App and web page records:
----------

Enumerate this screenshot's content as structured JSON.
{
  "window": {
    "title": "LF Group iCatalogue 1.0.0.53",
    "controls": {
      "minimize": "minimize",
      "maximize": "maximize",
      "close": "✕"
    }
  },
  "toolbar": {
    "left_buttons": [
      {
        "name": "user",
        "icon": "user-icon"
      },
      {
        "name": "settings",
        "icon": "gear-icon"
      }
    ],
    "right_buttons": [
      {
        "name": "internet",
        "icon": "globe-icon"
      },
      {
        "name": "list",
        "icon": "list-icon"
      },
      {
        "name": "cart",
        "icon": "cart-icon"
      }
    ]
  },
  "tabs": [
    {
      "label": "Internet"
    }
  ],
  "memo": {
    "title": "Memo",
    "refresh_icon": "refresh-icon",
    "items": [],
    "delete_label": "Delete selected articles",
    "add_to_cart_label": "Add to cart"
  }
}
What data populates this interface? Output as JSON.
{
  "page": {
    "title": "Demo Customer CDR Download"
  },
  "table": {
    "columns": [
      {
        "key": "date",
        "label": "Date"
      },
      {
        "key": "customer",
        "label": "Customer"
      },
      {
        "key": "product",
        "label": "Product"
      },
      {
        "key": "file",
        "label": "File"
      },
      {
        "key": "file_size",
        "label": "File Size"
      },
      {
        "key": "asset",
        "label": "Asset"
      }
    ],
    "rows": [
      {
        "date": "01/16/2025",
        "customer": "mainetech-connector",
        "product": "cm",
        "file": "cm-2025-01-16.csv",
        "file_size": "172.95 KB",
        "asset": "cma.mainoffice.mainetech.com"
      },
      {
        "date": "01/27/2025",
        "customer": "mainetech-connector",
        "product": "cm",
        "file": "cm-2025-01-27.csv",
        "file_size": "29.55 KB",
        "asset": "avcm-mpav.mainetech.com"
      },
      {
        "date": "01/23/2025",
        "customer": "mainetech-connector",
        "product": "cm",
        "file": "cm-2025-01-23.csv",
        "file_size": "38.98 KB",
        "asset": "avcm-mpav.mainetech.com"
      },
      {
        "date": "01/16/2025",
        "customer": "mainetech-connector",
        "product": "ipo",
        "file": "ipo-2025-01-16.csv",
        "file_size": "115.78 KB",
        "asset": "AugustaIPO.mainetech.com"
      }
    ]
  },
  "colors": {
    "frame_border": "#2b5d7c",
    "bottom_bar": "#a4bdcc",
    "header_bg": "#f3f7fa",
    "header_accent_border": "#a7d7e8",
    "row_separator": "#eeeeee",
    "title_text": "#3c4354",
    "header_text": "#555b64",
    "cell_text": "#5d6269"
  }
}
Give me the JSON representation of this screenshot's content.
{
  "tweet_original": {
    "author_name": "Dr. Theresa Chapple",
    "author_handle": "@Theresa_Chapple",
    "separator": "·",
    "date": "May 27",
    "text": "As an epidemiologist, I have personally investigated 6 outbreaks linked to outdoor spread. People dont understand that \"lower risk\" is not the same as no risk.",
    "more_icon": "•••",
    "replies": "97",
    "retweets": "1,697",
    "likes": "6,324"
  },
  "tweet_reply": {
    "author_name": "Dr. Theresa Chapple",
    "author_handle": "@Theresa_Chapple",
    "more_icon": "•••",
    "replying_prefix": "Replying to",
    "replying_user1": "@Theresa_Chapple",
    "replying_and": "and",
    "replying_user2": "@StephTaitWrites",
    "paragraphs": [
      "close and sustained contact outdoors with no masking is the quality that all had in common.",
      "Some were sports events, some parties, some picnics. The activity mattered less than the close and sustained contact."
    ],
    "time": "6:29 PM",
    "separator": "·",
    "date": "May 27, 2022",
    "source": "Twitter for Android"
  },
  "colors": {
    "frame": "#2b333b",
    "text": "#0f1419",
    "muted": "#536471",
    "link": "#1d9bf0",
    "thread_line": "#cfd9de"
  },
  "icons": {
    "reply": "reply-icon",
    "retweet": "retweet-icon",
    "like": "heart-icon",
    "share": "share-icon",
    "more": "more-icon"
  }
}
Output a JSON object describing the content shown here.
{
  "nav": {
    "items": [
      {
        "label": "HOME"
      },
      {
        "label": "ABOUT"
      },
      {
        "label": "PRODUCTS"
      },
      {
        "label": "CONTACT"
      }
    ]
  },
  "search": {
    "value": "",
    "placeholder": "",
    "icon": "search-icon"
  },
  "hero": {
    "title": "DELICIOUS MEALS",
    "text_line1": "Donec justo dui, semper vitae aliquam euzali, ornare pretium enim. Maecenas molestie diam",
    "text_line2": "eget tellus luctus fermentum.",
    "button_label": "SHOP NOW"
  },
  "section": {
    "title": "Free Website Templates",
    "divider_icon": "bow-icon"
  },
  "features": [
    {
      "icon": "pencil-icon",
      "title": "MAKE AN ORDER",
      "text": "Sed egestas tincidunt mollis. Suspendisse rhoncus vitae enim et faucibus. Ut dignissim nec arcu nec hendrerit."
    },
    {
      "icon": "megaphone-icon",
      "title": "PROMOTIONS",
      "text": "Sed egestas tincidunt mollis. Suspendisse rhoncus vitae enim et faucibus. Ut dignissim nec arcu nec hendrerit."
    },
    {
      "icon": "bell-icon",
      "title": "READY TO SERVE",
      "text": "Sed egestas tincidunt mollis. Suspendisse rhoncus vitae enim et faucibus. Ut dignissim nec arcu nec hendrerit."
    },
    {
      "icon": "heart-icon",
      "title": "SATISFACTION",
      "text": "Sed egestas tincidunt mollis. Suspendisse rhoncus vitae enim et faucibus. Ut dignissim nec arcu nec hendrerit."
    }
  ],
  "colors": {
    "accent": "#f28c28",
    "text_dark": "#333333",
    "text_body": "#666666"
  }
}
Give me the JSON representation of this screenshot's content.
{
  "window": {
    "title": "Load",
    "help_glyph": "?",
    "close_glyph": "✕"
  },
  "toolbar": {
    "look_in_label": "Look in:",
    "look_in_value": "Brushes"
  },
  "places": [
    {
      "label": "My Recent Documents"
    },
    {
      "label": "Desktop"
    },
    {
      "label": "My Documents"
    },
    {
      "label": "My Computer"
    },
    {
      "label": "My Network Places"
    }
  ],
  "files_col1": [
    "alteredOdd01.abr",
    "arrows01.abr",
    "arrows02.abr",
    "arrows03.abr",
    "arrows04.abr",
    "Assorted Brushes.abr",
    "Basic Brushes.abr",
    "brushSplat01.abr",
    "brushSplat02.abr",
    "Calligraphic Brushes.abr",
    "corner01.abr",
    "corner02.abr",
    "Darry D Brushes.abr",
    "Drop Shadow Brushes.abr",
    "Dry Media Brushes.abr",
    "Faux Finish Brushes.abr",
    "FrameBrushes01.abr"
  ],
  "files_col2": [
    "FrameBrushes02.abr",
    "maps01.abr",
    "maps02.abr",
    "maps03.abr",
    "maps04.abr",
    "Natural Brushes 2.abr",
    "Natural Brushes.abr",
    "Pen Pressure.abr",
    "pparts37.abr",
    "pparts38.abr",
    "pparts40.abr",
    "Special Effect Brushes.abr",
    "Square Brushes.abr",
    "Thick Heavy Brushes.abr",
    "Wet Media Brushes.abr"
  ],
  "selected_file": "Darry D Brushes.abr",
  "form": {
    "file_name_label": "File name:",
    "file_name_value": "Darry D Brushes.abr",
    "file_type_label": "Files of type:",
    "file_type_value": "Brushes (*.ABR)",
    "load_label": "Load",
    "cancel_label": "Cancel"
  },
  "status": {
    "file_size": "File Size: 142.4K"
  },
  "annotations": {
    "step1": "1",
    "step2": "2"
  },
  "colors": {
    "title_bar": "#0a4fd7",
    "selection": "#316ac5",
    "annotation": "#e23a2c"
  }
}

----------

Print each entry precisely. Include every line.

Enumerate this screenshot's content as structured JSON.
{
  "window": {
    "title": "LF Group iCatalogue 1.0.0.53",
    "controls": {
      "minimize": "minimize",
      "maximize": "maximize",
      "close": "✕"
    }
  },
  "toolbar": {
    "left_buttons": [
      {
        "name": "user",
        "icon": "user-icon"
      },
      {
        "name": "settings",
        "icon": "gear-icon"
      }
    ],
    "right_buttons": [
      {
        "name": "internet",
        "icon": "globe-icon"
      },
      {
        "name": "list",
        "icon": "list-icon"
      },
      {
        "name": "cart",
        "icon": "cart-icon"
      }
    ]
  },
  "tabs": [
    {
      "label": "Internet"
    }
  ],
  "memo": {
    "title": "Memo",
    "refresh_icon": "refresh-icon",
    "items": [],
    "delete_label": "Delete selected articles",
    "add_to_cart_label": "Add to cart"
  }
}
What data populates this interface? Output as JSON.
{
  "page": {
    "title": "Demo Customer CDR Download"
  },
  "table": {
    "columns": [
      {
        "key": "date",
        "label": "Date"
      },
      {
        "key": "customer",
        "label": "Customer"
      },
      {
        "key": "product",
        "label": "Product"
      },
      {
        "key": "file",
        "label": "File"
      },
      {
        "key": "file_size",
        "label": "File Size"
      },
      {
        "key": "asset",
        "label": "Asset"
      }
    ],
    "rows": [
      {
        "date": "01/16/2025",
        "customer": "mainetech-connector",
        "product": "cm",
        "file": "cm-2025-01-16.csv",
        "file_size": "172.95 KB",
        "asset": "cma.mainoffice.mainetech.com"
      },
      {
        "date": "01/27/2025",
        "customer": "mainetech-connector",
        "product": "cm",
        "file": "cm-2025-01-27.csv",
        "file_size": "29.55 KB",
        "asset": "avcm-mpav.mainetech.com"
      },
      {
        "date": "01/23/2025",
        "customer": "mainetech-connector",
        "product": "cm",
        "file": "cm-2025-01-23.csv",
        "file_size": "38.98 KB",
        "asset": "avcm-mpav.mainetech.com"
      },
      {
        "date": "01/16/2025",
        "customer": "mainetech-connector",
        "product": "ipo",
        "file": "ipo-2025-01-16.csv",
        "file_size": "115.78 KB",
        "asset": "AugustaIPO.mainetech.com"
      }
    ]
  },
  "colors": {
    "frame_border": "#2b5d7c",
    "bottom_bar": "#a4bdcc",
    "header_bg": "#f3f7fa",
    "header_accent_border": "#a7d7e8",
    "row_separator": "#eeeeee",
    "title_text": "#3c4354",
    "header_text": "#555b64",
    "cell_text": "#5d6269"
  }
}
Give me the JSON representation of this screenshot's content.
{
  "tweet_original": {
    "author_name": "Dr. Theresa Chapple",
    "author_handle": "@Theresa_Chapple",
    "separator": "·",
    "date": "May 27",
    "text": "As an epidemiologist, I have personally investigated 6 outbreaks linked to outdoor spread. People dont understand that \"lower risk\" is not the same as no risk.",
    "more_icon": "•••",
    "replies": "97",
    "retweets": "1,697",
    "likes": "6,324"
  },
  "tweet_reply": {
    "author_name": "Dr. Theresa Chapple",
    "author_handle": "@Theresa_Chapple",
    "more_icon": "•••",
    "replying_prefix": "Replying to",
    "replying_user1": "@Theresa_Chapple",
    "replying_and": "and",
    "replying_user2": "@StephTaitWrites",
    "paragraphs": [
      "close and sustained contact outdoors with no masking is the quality that all had in common.",
      "Some were sports events, some parties, some picnics. The activity mattered less than the close and sustained contact."
    ],
    "time": "6:29 PM",
    "separator": "·",
    "date": "May 27, 2022",
    "source": "Twitter for Android"
  },
  "colors": {
    "frame": "#2b333b",
    "text": "#0f1419",
    "muted": "#536471",
    "link": "#1d9bf0",
    "thread_line": "#cfd9de"
  },
  "icons": {
    "reply": "reply-icon",
    "retweet": "retweet-icon",
    "like": "heart-icon",
    "share": "share-icon",
    "more": "more-icon"
  }
}
Output a JSON object describing the content shown here.
{
  "nav": {
    "items": [
      {
        "label": "HOME"
      },
      {
        "label": "ABOUT"
      },
      {
        "label": "PRODUCTS"
      },
      {
        "label": "CONTACT"
      }
    ]
  },
  "search": {
    "value": "",
    "placeholder": "",
    "icon": "search-icon"
  },
  "hero": {
    "title": "DELICIOUS MEALS",
    "text_line1": "Donec justo dui, semper vitae aliquam euzali, ornare pretium enim. Maecenas molestie diam",
    "text_line2": "eget tellus luctus fermentum.",
    "button_label": "SHOP NOW"
  },
  "section": {
    "title": "Free Website Templates",
    "divider_icon": "bow-icon"
  },
  "features": [
    {
      "icon": "pencil-icon",
      "title": "MAKE AN ORDER",
      "text": "Sed egestas tincidunt mollis. Suspendisse rhoncus vitae enim et faucibus. Ut dignissim nec arcu nec hendrerit."
    },
    {
      "icon": "megaphone-icon",
      "title": "PROMOTIONS",
      "text": "Sed egestas tincidunt mollis. Suspendisse rhoncus vitae enim et faucibus. Ut dignissim nec arcu nec hendrerit."
    },
    {
      "icon": "bell-icon",
      "title": "READY TO SERVE",
      "text": "Sed egestas tincidunt mollis. Suspendisse rhoncus vitae enim et faucibus. Ut dignissim nec arcu nec hendrerit."
    },
    {
      "icon": "heart-icon",
      "title": "SATISFACTION",
      "text": "Sed egestas tincidunt mollis. Suspendisse rhoncus vitae enim et faucibus. Ut dignissim nec arcu nec hendrerit."
    }
  ],
  "colors": {
    "accent": "#f28c28",
    "text_dark": "#333333",
    "text_body": "#666666"
  }
}
Give me the JSON representation of this screenshot's content.
{
  "window": {
    "title": "Load",
    "help_glyph": "?",
    "close_glyph": "✕"
  },
  "toolbar": {
    "look_in_label": "Look in:",
    "look_in_value": "Brushes"
  },
  "places": [
    {
      "label": "My Recent Documents"
    },
    {
      "label": "Desktop"
    },
    {
      "label": "My Documents"
    },
    {
      "label": "My Computer"
    },
    {
      "label": "My Network Places"
    }
  ],
  "files_col1": [
    "alteredOdd01.abr",
    "arrows01.abr",
    "arrows02.abr",
    "arrows03.abr",
    "arrows04.abr",
    "Assorted Brushes.abr",
    "Basic Brushes.abr",
    "brushSplat01.abr",
    "brushSplat02.abr",
    "Calligraphic Brushes.abr",
    "corner01.abr",
    "corner02.abr",
    "Darry D Brushes.abr",
    "Drop Shadow Brushes.abr",
    "Dry Media Brushes.abr",
    "Faux Finish Brushes.abr",
    "FrameBrushes01.abr"
  ],
  "files_col2": [
    "FrameBrushes02.abr",
    "maps01.abr",
    "maps02.abr",
    "maps03.abr",
    "maps04.abr",
    "Natural Brushes 2.abr",
    "Natural Brushes.abr",
    "Pen Pressure.abr",
    "pparts37.abr",
    "pparts38.abr",
    "pparts40.abr",
    "Special Effect Brushes.abr",
    "Square Brushes.abr",
    "Thick Heavy Brushes.abr",
    "Wet Media Brushes.abr"
  ],
  "selected_file": "Darry D Brushes.abr",
  "form": {
    "file_name_label": "File name:",
    "file_name_value": "Darry D Brushes.abr",
    "file_type_label": "Files of type:",
    "file_type_value": "Brushes (*.ABR)",
    "load_label": "Load",
    "cancel_label": "Cancel"
  },
  "status": {
    "file_size": "File Size: 142.4K"
  },
  "annotations": {
    "step1": "1",
    "step2": "2"
  },
  "colors": {
    "title_bar": "#0a4fd7",
    "selection": "#316ac5",
    "annotation": "#e23a2c"
  }
}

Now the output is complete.